RECORDED INFORMATION
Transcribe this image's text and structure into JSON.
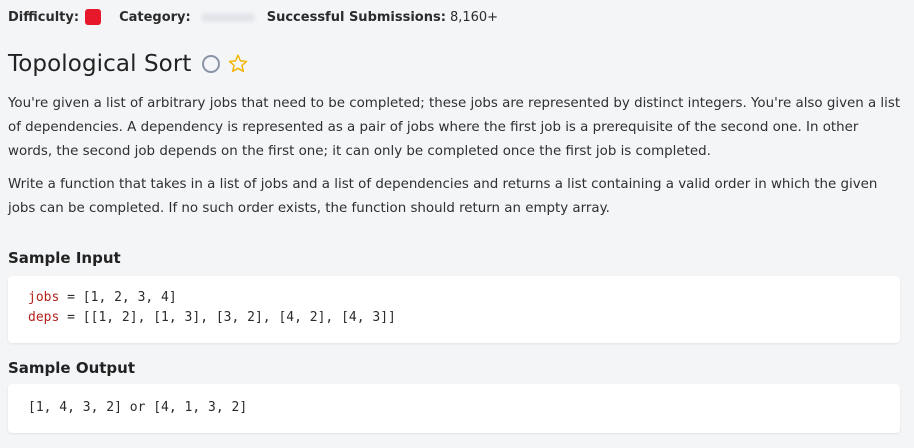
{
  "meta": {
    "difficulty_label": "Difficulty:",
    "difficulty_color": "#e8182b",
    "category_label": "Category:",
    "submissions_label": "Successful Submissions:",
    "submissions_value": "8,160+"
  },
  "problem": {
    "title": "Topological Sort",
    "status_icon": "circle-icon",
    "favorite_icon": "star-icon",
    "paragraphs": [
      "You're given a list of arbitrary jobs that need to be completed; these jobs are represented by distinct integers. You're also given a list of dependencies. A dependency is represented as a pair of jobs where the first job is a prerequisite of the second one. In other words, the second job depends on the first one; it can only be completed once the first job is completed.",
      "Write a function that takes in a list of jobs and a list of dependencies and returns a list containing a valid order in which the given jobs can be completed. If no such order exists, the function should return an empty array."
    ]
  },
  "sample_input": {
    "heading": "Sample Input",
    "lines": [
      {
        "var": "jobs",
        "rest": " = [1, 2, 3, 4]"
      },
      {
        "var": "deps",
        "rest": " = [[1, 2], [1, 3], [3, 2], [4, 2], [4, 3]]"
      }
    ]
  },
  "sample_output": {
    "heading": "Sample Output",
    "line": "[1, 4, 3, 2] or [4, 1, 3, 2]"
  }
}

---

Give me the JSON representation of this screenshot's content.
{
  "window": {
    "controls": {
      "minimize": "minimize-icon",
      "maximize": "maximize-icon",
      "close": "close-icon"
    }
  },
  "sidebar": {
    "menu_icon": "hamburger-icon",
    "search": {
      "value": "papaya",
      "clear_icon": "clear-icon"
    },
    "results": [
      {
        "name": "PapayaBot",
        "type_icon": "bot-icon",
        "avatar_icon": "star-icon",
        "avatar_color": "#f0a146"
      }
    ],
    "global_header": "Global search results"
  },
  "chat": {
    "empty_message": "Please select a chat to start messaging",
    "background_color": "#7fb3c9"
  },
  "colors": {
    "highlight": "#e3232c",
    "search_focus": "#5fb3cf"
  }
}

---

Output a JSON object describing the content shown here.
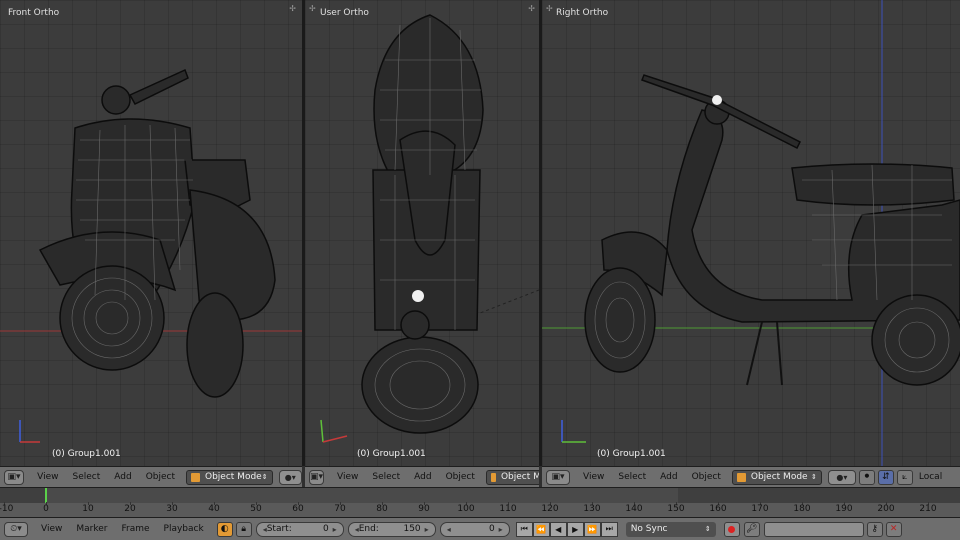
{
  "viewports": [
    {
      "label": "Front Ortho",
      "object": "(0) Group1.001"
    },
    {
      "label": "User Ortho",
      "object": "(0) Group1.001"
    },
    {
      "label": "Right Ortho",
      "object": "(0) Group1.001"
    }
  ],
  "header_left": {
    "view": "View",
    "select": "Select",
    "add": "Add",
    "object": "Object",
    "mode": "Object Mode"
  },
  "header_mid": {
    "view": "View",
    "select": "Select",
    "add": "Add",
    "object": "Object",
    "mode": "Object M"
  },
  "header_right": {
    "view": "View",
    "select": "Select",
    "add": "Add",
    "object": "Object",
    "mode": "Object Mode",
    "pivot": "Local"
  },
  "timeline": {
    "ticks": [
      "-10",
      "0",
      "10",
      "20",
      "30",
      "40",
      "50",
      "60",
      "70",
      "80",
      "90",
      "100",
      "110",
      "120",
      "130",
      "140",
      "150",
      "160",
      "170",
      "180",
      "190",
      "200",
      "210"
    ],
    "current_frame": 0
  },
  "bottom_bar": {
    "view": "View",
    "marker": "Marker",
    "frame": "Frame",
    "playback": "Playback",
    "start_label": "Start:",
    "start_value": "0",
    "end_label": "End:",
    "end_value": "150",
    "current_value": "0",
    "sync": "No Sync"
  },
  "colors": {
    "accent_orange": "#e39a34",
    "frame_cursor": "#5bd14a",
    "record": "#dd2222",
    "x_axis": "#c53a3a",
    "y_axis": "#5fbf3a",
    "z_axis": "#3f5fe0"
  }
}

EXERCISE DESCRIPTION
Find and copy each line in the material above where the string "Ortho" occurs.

EXERCISE RESPONSE
      "label": "Front Ortho",
      "label": "User Ortho",
      "label": "Right Ortho",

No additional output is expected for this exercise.